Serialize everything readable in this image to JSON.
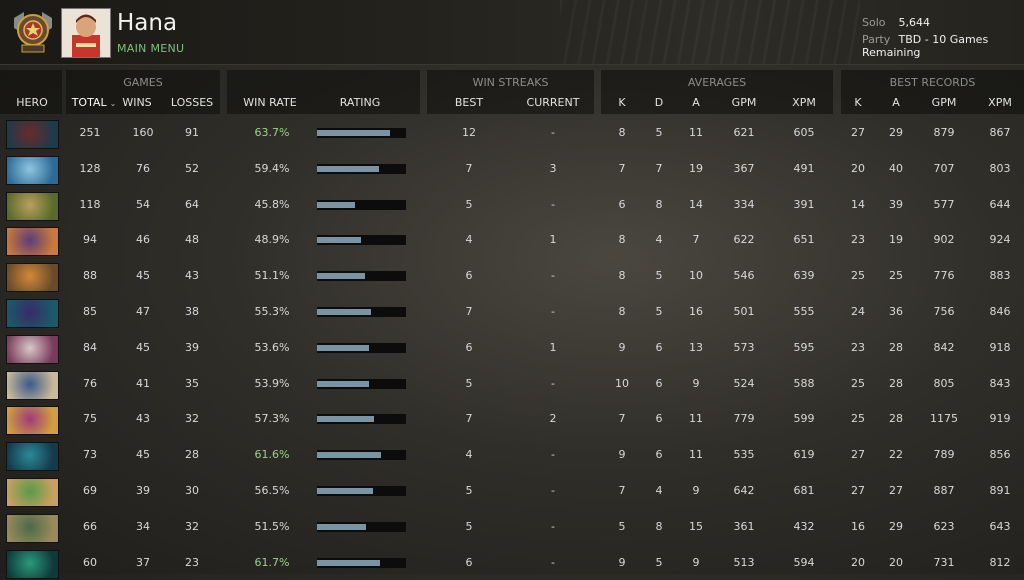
{
  "player": {
    "name": "Hana",
    "main_menu_label": "MAIN MENU",
    "solo_label": "Solo",
    "solo_value": "5,644",
    "party_label": "Party",
    "party_value": "TBD - 10 Games Remaining"
  },
  "groups": {
    "games": "GAMES",
    "win_streaks": "WIN STREAKS",
    "averages": "AVERAGES",
    "best_records": "BEST RECORDS"
  },
  "columns": {
    "hero": "HERO",
    "total": "TOTAL",
    "wins": "WINS",
    "losses": "LOSSES",
    "win_rate": "WIN RATE",
    "rating": "RATING",
    "best": "BEST",
    "current": "CURRENT",
    "avg_k": "K",
    "avg_d": "D",
    "avg_a": "A",
    "avg_gpm": "GPM",
    "avg_xpm": "XPM",
    "rec_k": "K",
    "rec_a": "A",
    "rec_gpm": "GPM",
    "rec_xpm": "XPM"
  },
  "colors": {
    "win_rate_highlight": "#9ad28a",
    "rating_fill": "#7a94a3",
    "menu_green": "#7fc07a"
  },
  "rows": [
    {
      "hero_icon": "hero-portrait-red-hooded",
      "total": "251",
      "wins": "160",
      "losses": "91",
      "win_rate": "63.7%",
      "rating": 0.82,
      "best": "12",
      "current": "-",
      "k": "8",
      "d": "5",
      "a": "11",
      "gpm": "621",
      "xpm": "605",
      "rk": "27",
      "ra": "29",
      "rgpm": "879",
      "rxpm": "867",
      "c1": "#6b2a2a",
      "c2": "#1d3b4a"
    },
    {
      "hero_icon": "hero-portrait-ice-blue",
      "total": "128",
      "wins": "76",
      "losses": "52",
      "win_rate": "59.4%",
      "rating": 0.7,
      "best": "7",
      "current": "3",
      "k": "7",
      "d": "7",
      "a": "19",
      "gpm": "367",
      "xpm": "491",
      "rk": "20",
      "ra": "40",
      "rgpm": "707",
      "rxpm": "803",
      "c1": "#8fc6e0",
      "c2": "#2d6a96"
    },
    {
      "hero_icon": "hero-portrait-ogre-brown",
      "total": "118",
      "wins": "54",
      "losses": "64",
      "win_rate": "45.8%",
      "rating": 0.43,
      "best": "5",
      "current": "-",
      "k": "6",
      "d": "8",
      "a": "14",
      "gpm": "334",
      "xpm": "391",
      "rk": "14",
      "ra": "39",
      "rgpm": "577",
      "rxpm": "644",
      "c1": "#b9a060",
      "c2": "#5a6a2a"
    },
    {
      "hero_icon": "hero-portrait-purple-mage",
      "total": "94",
      "wins": "46",
      "losses": "48",
      "win_rate": "48.9%",
      "rating": 0.49,
      "best": "4",
      "current": "1",
      "k": "8",
      "d": "4",
      "a": "7",
      "gpm": "622",
      "xpm": "651",
      "rk": "23",
      "ra": "19",
      "rgpm": "902",
      "rxpm": "924",
      "c1": "#5a3d7a",
      "c2": "#c97a3a"
    },
    {
      "hero_icon": "hero-portrait-orange-gunner",
      "total": "88",
      "wins": "45",
      "losses": "43",
      "win_rate": "51.1%",
      "rating": 0.54,
      "best": "6",
      "current": "-",
      "k": "8",
      "d": "5",
      "a": "10",
      "gpm": "546",
      "xpm": "639",
      "rk": "25",
      "ra": "25",
      "rgpm": "776",
      "rxpm": "883",
      "c1": "#d08a3a",
      "c2": "#6a4a2a"
    },
    {
      "hero_icon": "hero-portrait-violet-shadow",
      "total": "85",
      "wins": "47",
      "losses": "38",
      "win_rate": "55.3%",
      "rating": 0.61,
      "best": "7",
      "current": "-",
      "k": "8",
      "d": "5",
      "a": "16",
      "gpm": "501",
      "xpm": "555",
      "rk": "24",
      "ra": "36",
      "rgpm": "756",
      "rxpm": "846",
      "c1": "#3a2a6a",
      "c2": "#1a5a6a"
    },
    {
      "hero_icon": "hero-portrait-pale-witch",
      "total": "84",
      "wins": "45",
      "losses": "39",
      "win_rate": "53.6%",
      "rating": 0.58,
      "best": "6",
      "current": "1",
      "k": "9",
      "d": "6",
      "a": "13",
      "gpm": "573",
      "xpm": "595",
      "rk": "23",
      "ra": "28",
      "rgpm": "842",
      "rxpm": "918",
      "c1": "#d8c8c8",
      "c2": "#7a3a5a"
    },
    {
      "hero_icon": "hero-portrait-blue-sorcerer",
      "total": "76",
      "wins": "41",
      "losses": "35",
      "win_rate": "53.9%",
      "rating": 0.58,
      "best": "5",
      "current": "-",
      "k": "10",
      "d": "6",
      "a": "9",
      "gpm": "524",
      "xpm": "588",
      "rk": "25",
      "ra": "28",
      "rgpm": "805",
      "rxpm": "843",
      "c1": "#3a5a8a",
      "c2": "#c9b89a"
    },
    {
      "hero_icon": "hero-portrait-magenta-jester",
      "total": "75",
      "wins": "43",
      "losses": "32",
      "win_rate": "57.3%",
      "rating": 0.64,
      "best": "7",
      "current": "2",
      "k": "7",
      "d": "6",
      "a": "11",
      "gpm": "779",
      "xpm": "599",
      "rk": "25",
      "ra": "28",
      "rgpm": "1175",
      "rxpm": "919",
      "c1": "#a03a7a",
      "c2": "#d0a040"
    },
    {
      "hero_icon": "hero-portrait-teal-spirit",
      "total": "73",
      "wins": "45",
      "losses": "28",
      "win_rate": "61.6%",
      "rating": 0.72,
      "best": "4",
      "current": "-",
      "k": "9",
      "d": "6",
      "a": "11",
      "gpm": "535",
      "xpm": "619",
      "rk": "27",
      "ra": "22",
      "rgpm": "789",
      "rxpm": "856",
      "c1": "#2a8a9a",
      "c2": "#153a4a"
    },
    {
      "hero_icon": "hero-portrait-green-beast",
      "total": "69",
      "wins": "39",
      "losses": "30",
      "win_rate": "56.5%",
      "rating": 0.63,
      "best": "5",
      "current": "-",
      "k": "7",
      "d": "4",
      "a": "9",
      "gpm": "642",
      "xpm": "681",
      "rk": "27",
      "ra": "27",
      "rgpm": "887",
      "rxpm": "891",
      "c1": "#5a9a4a",
      "c2": "#c9a060"
    },
    {
      "hero_icon": "hero-portrait-armored-knight",
      "total": "66",
      "wins": "34",
      "losses": "32",
      "win_rate": "51.5%",
      "rating": 0.55,
      "best": "5",
      "current": "-",
      "k": "5",
      "d": "8",
      "a": "15",
      "gpm": "361",
      "xpm": "432",
      "rk": "16",
      "ra": "29",
      "rgpm": "623",
      "rxpm": "643",
      "c1": "#4a6a4a",
      "c2": "#9a8a5a"
    },
    {
      "hero_icon": "hero-portrait-emerald-phantom",
      "total": "60",
      "wins": "37",
      "losses": "23",
      "win_rate": "61.7%",
      "rating": 0.71,
      "best": "6",
      "current": "-",
      "k": "9",
      "d": "5",
      "a": "9",
      "gpm": "513",
      "xpm": "594",
      "rk": "20",
      "ra": "20",
      "rgpm": "731",
      "rxpm": "812",
      "c1": "#2a9a7a",
      "c2": "#0e3a3a"
    }
  ]
}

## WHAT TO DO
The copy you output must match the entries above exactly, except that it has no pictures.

## SOLUTION
Serialize everything readable in this image to JSON.
{
  "player": {
    "name": "Hana",
    "main_menu_label": "MAIN MENU",
    "solo_label": "Solo",
    "solo_value": "5,644",
    "party_label": "Party",
    "party_value": "TBD - 10 Games Remaining"
  },
  "groups": {
    "games": "GAMES",
    "win_streaks": "WIN STREAKS",
    "averages": "AVERAGES",
    "best_records": "BEST RECORDS"
  },
  "columns": {
    "hero": "HERO",
    "total": "TOTAL",
    "wins": "WINS",
    "losses": "LOSSES",
    "win_rate": "WIN RATE",
    "rating": "RATING",
    "best": "BEST",
    "current": "CURRENT",
    "avg_k": "K",
    "avg_d": "D",
    "avg_a": "A",
    "avg_gpm": "GPM",
    "avg_xpm": "XPM",
    "rec_k": "K",
    "rec_a": "A",
    "rec_gpm": "GPM",
    "rec_xpm": "XPM"
  },
  "colors": {
    "win_rate_highlight": "#9ad28a",
    "rating_fill": "#7a94a3",
    "menu_green": "#7fc07a"
  },
  "rows": [
    {
      "hero_icon": "hero-portrait-red-hooded",
      "total": "251",
      "wins": "160",
      "losses": "91",
      "win_rate": "63.7%",
      "rating": 0.82,
      "best": "12",
      "current": "-",
      "k": "8",
      "d": "5",
      "a": "11",
      "gpm": "621",
      "xpm": "605",
      "rk": "27",
      "ra": "29",
      "rgpm": "879",
      "rxpm": "867",
      "c1": "#6b2a2a",
      "c2": "#1d3b4a"
    },
    {
      "hero_icon": "hero-portrait-ice-blue",
      "total": "128",
      "wins": "76",
      "losses": "52",
      "win_rate": "59.4%",
      "rating": 0.7,
      "best": "7",
      "current": "3",
      "k": "7",
      "d": "7",
      "a": "19",
      "gpm": "367",
      "xpm": "491",
      "rk": "20",
      "ra": "40",
      "rgpm": "707",
      "rxpm": "803",
      "c1": "#8fc6e0",
      "c2": "#2d6a96"
    },
    {
      "hero_icon": "hero-portrait-ogre-brown",
      "total": "118",
      "wins": "54",
      "losses": "64",
      "win_rate": "45.8%",
      "rating": 0.43,
      "best": "5",
      "current": "-",
      "k": "6",
      "d": "8",
      "a": "14",
      "gpm": "334",
      "xpm": "391",
      "rk": "14",
      "ra": "39",
      "rgpm": "577",
      "rxpm": "644",
      "c1": "#b9a060",
      "c2": "#5a6a2a"
    },
    {
      "hero_icon": "hero-portrait-purple-mage",
      "total": "94",
      "wins": "46",
      "losses": "48",
      "win_rate": "48.9%",
      "rating": 0.49,
      "best": "4",
      "current": "1",
      "k": "8",
      "d": "4",
      "a": "7",
      "gpm": "622",
      "xpm": "651",
      "rk": "23",
      "ra": "19",
      "rgpm": "902",
      "rxpm": "924",
      "c1": "#5a3d7a",
      "c2": "#c97a3a"
    },
    {
      "hero_icon": "hero-portrait-orange-gunner",
      "total": "88",
      "wins": "45",
      "losses": "43",
      "win_rate": "51.1%",
      "rating": 0.54,
      "best": "6",
      "current": "-",
      "k": "8",
      "d": "5",
      "a": "10",
      "gpm": "546",
      "xpm": "639",
      "rk": "25",
      "ra": "25",
      "rgpm": "776",
      "rxpm": "883",
      "c1": "#d08a3a",
      "c2": "#6a4a2a"
    },
    {
      "hero_icon": "hero-portrait-violet-shadow",
      "total": "85",
      "wins": "47",
      "losses": "38",
      "win_rate": "55.3%",
      "rating": 0.61,
      "best": "7",
      "current": "-",
      "k": "8",
      "d": "5",
      "a": "16",
      "gpm": "501",
      "xpm": "555",
      "rk": "24",
      "ra": "36",
      "rgpm": "756",
      "rxpm": "846",
      "c1": "#3a2a6a",
      "c2": "#1a5a6a"
    },
    {
      "hero_icon": "hero-portrait-pale-witch",
      "total": "84",
      "wins": "45",
      "losses": "39",
      "win_rate": "53.6%",
      "rating": 0.58,
      "best": "6",
      "current": "1",
      "k": "9",
      "d": "6",
      "a": "13",
      "gpm": "573",
      "xpm": "595",
      "rk": "23",
      "ra": "28",
      "rgpm": "842",
      "rxpm": "918",
      "c1": "#d8c8c8",
      "c2": "#7a3a5a"
    },
    {
      "hero_icon": "hero-portrait-blue-sorcerer",
      "total": "76",
      "wins": "41",
      "losses": "35",
      "win_rate": "53.9%",
      "rating": 0.58,
      "best": "5",
      "current": "-",
      "k": "10",
      "d": "6",
      "a": "9",
      "gpm": "524",
      "xpm": "588",
      "rk": "25",
      "ra": "28",
      "rgpm": "805",
      "rxpm": "843",
      "c1": "#3a5a8a",
      "c2": "#c9b89a"
    },
    {
      "hero_icon": "hero-portrait-magenta-jester",
      "total": "75",
      "wins": "43",
      "losses": "32",
      "win_rate": "57.3%",
      "rating": 0.64,
      "best": "7",
      "current": "2",
      "k": "7",
      "d": "6",
      "a": "11",
      "gpm": "779",
      "xpm": "599",
      "rk": "25",
      "ra": "28",
      "rgpm": "1175",
      "rxpm": "919",
      "c1": "#a03a7a",
      "c2": "#d0a040"
    },
    {
      "hero_icon": "hero-portrait-teal-spirit",
      "total": "73",
      "wins": "45",
      "losses": "28",
      "win_rate": "61.6%",
      "rating": 0.72,
      "best": "4",
      "current": "-",
      "k": "9",
      "d": "6",
      "a": "11",
      "gpm": "535",
      "xpm": "619",
      "rk": "27",
      "ra": "22",
      "rgpm": "789",
      "rxpm": "856",
      "c1": "#2a8a9a",
      "c2": "#153a4a"
    },
    {
      "hero_icon": "hero-portrait-green-beast",
      "total": "69",
      "wins": "39",
      "losses": "30",
      "win_rate": "56.5%",
      "rating": 0.63,
      "best": "5",
      "current": "-",
      "k": "7",
      "d": "4",
      "a": "9",
      "gpm": "642",
      "xpm": "681",
      "rk": "27",
      "ra": "27",
      "rgpm": "887",
      "rxpm": "891",
      "c1": "#5a9a4a",
      "c2": "#c9a060"
    },
    {
      "hero_icon": "hero-portrait-armored-knight",
      "total": "66",
      "wins": "34",
      "losses": "32",
      "win_rate": "51.5%",
      "rating": 0.55,
      "best": "5",
      "current": "-",
      "k": "5",
      "d": "8",
      "a": "15",
      "gpm": "361",
      "xpm": "432",
      "rk": "16",
      "ra": "29",
      "rgpm": "623",
      "rxpm": "643",
      "c1": "#4a6a4a",
      "c2": "#9a8a5a"
    },
    {
      "hero_icon": "hero-portrait-emerald-phantom",
      "total": "60",
      "wins": "37",
      "losses": "23",
      "win_rate": "61.7%",
      "rating": 0.71,
      "best": "6",
      "current": "-",
      "k": "9",
      "d": "5",
      "a": "9",
      "gpm": "513",
      "xpm": "594",
      "rk": "20",
      "ra": "20",
      "rgpm": "731",
      "rxpm": "812",
      "c1": "#2a9a7a",
      "c2": "#0e3a3a"
    }
  ]
}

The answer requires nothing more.